**REQUIREMENT**: Exclude the pictures, then quote exactly the lines from the one holding "What data populates" through the last line of the records.
═════ RECORDS FOR THIS EXERCISE
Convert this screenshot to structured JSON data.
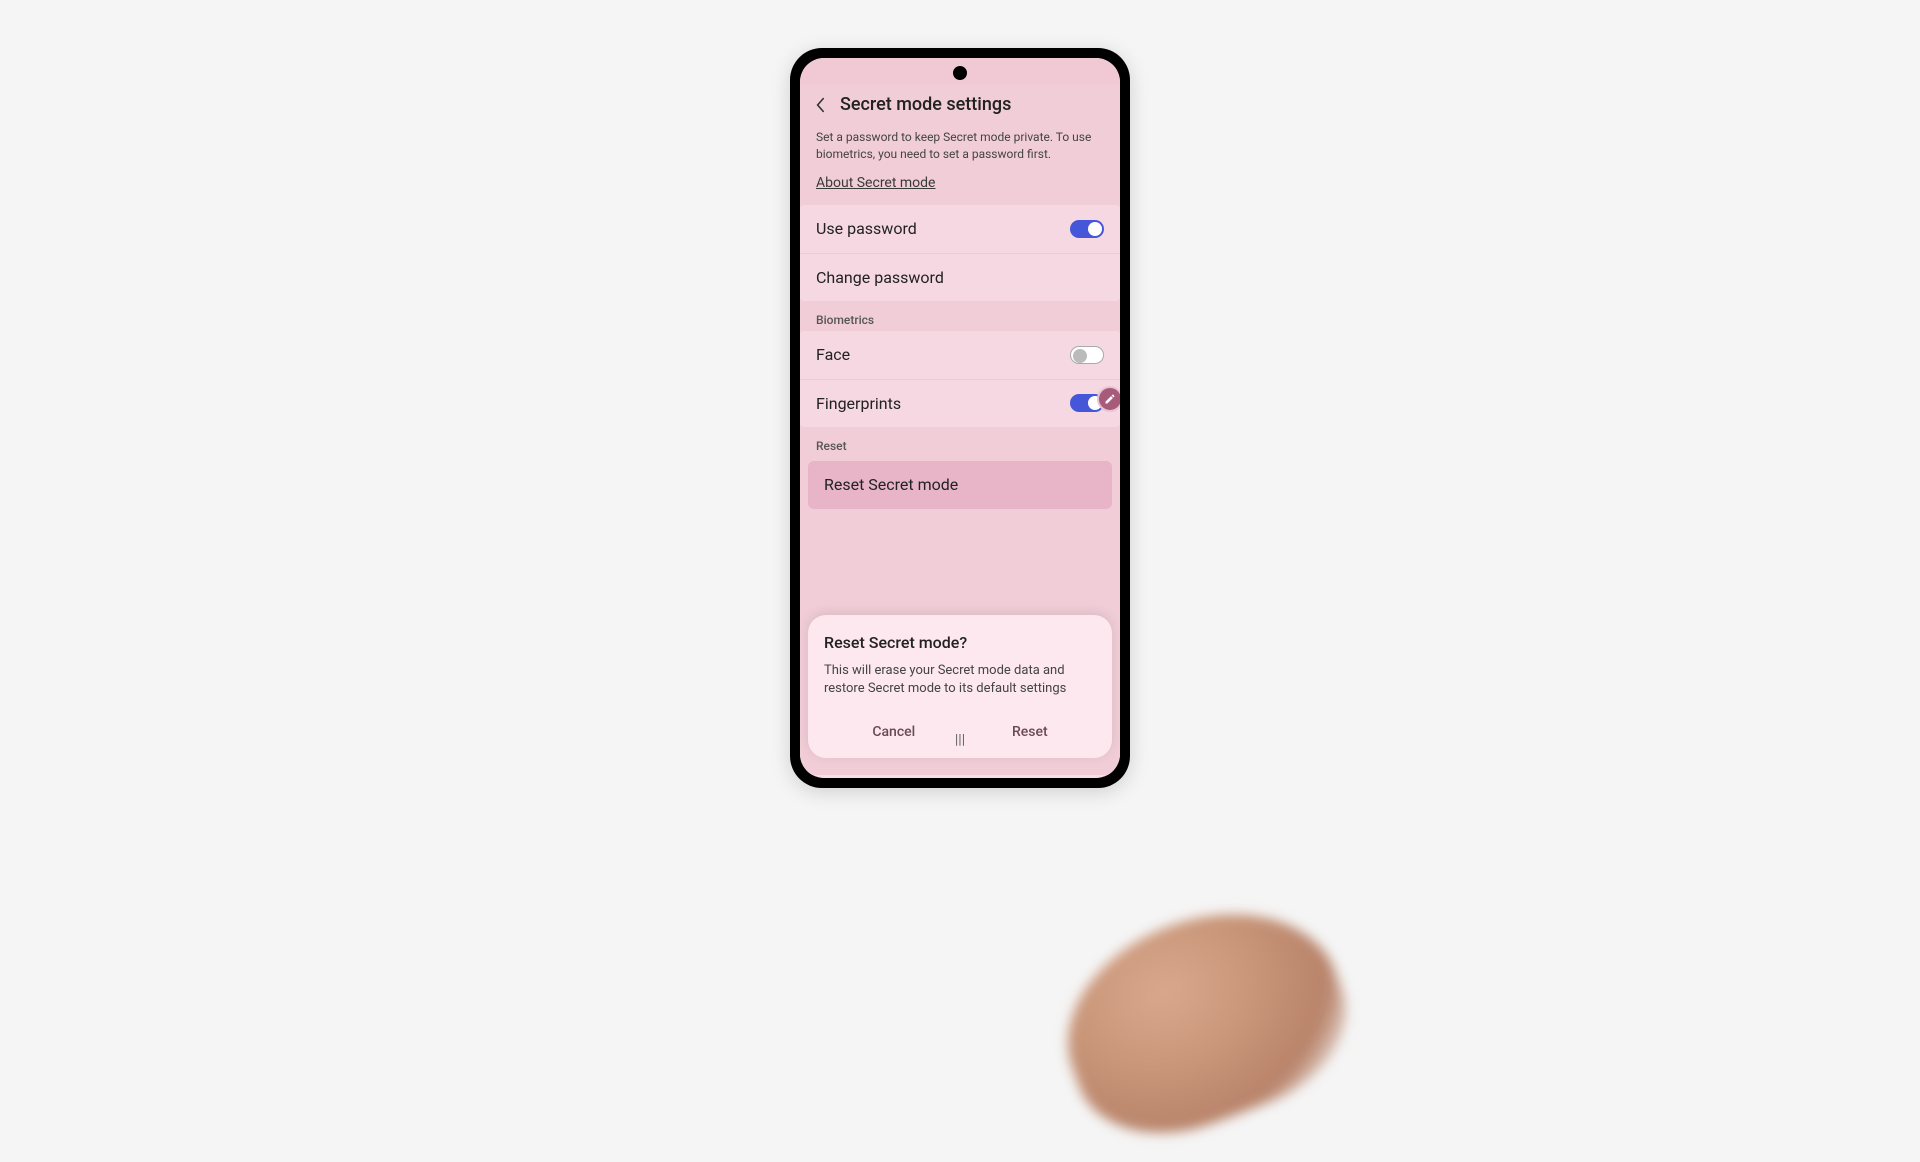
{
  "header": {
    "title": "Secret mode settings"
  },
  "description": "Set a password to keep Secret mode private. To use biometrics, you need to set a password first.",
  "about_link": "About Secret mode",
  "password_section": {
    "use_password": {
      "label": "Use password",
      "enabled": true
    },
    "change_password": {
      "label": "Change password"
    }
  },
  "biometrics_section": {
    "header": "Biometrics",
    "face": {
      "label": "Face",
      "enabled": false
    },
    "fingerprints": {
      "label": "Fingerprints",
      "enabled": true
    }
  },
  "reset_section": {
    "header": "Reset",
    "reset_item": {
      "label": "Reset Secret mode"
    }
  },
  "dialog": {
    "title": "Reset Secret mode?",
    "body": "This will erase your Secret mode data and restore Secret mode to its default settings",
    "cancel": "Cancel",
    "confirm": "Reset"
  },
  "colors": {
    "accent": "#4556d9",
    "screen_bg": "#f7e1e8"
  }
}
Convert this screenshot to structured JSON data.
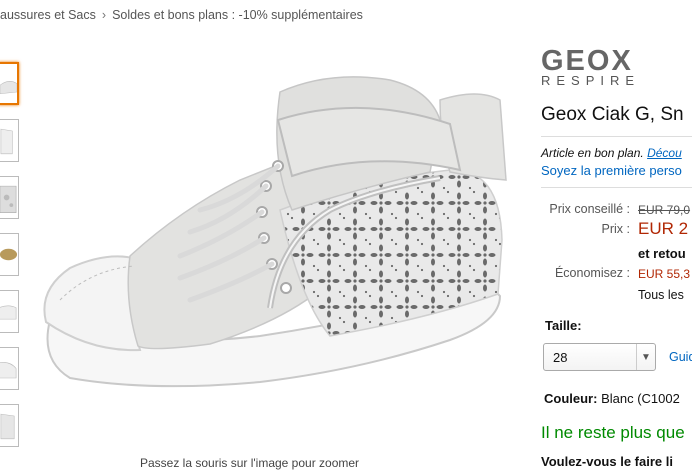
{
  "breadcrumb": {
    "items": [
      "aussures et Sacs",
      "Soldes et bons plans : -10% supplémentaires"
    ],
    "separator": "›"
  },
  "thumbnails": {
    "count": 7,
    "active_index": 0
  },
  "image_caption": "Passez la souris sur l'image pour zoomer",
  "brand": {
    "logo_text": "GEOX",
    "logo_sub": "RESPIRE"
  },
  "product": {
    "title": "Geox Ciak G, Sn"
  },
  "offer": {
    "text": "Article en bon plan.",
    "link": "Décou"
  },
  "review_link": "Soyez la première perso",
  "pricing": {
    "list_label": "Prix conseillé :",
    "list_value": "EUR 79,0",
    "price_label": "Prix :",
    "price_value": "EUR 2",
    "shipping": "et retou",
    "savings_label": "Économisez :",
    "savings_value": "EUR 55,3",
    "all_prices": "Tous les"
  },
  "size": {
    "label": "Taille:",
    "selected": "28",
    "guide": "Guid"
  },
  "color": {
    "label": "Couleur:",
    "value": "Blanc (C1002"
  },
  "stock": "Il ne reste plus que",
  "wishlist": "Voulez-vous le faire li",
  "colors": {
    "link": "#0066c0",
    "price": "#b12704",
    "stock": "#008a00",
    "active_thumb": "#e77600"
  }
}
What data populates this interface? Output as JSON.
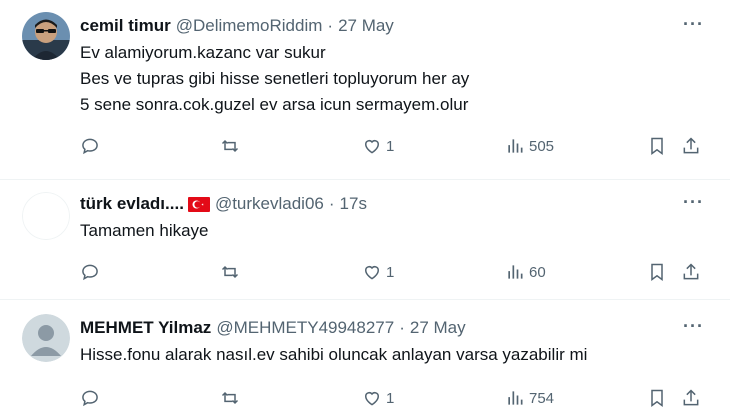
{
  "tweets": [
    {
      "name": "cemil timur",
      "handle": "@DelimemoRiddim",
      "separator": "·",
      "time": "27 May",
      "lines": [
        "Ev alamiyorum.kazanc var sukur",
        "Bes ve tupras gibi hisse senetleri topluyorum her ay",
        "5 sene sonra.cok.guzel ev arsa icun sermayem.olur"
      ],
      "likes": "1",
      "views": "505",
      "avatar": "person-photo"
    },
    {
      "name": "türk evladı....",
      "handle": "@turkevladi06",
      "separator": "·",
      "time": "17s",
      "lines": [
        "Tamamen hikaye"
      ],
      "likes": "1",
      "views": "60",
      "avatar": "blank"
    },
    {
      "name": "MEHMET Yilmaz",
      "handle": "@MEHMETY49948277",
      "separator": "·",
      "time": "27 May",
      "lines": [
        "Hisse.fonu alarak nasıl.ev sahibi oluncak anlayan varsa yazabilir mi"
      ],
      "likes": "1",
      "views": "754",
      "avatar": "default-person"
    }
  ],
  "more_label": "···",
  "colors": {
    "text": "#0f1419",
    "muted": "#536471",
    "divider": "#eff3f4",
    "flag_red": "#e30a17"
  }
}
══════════
**RESPONSE AREA**:
What data populates this interface? Output as JSON.
{
  "tweets": [
    {
      "name": "cemil timur",
      "handle": "@DelimemoRiddim",
      "separator": "·",
      "time": "27 May",
      "lines": [
        "Ev alamiyorum.kazanc var sukur",
        "Bes ve tupras gibi hisse senetleri topluyorum her ay",
        "5 sene sonra.cok.guzel ev arsa icun sermayem.olur"
      ],
      "likes": "1",
      "views": "505",
      "avatar": "person-photo"
    },
    {
      "name": "türk evladı....",
      "handle": "@turkevladi06",
      "separator": "·",
      "time": "17s",
      "lines": [
        "Tamamen hikaye"
      ],
      "likes": "1",
      "views": "60",
      "avatar": "blank"
    },
    {
      "name": "MEHMET Yilmaz",
      "handle": "@MEHMETY49948277",
      "separator": "·",
      "time": "27 May",
      "lines": [
        "Hisse.fonu alarak nasıl.ev sahibi oluncak anlayan varsa yazabilir mi"
      ],
      "likes": "1",
      "views": "754",
      "avatar": "default-person"
    }
  ],
  "more_label": "···",
  "colors": {
    "text": "#0f1419",
    "muted": "#536471",
    "divider": "#eff3f4",
    "flag_red": "#e30a17"
  }
}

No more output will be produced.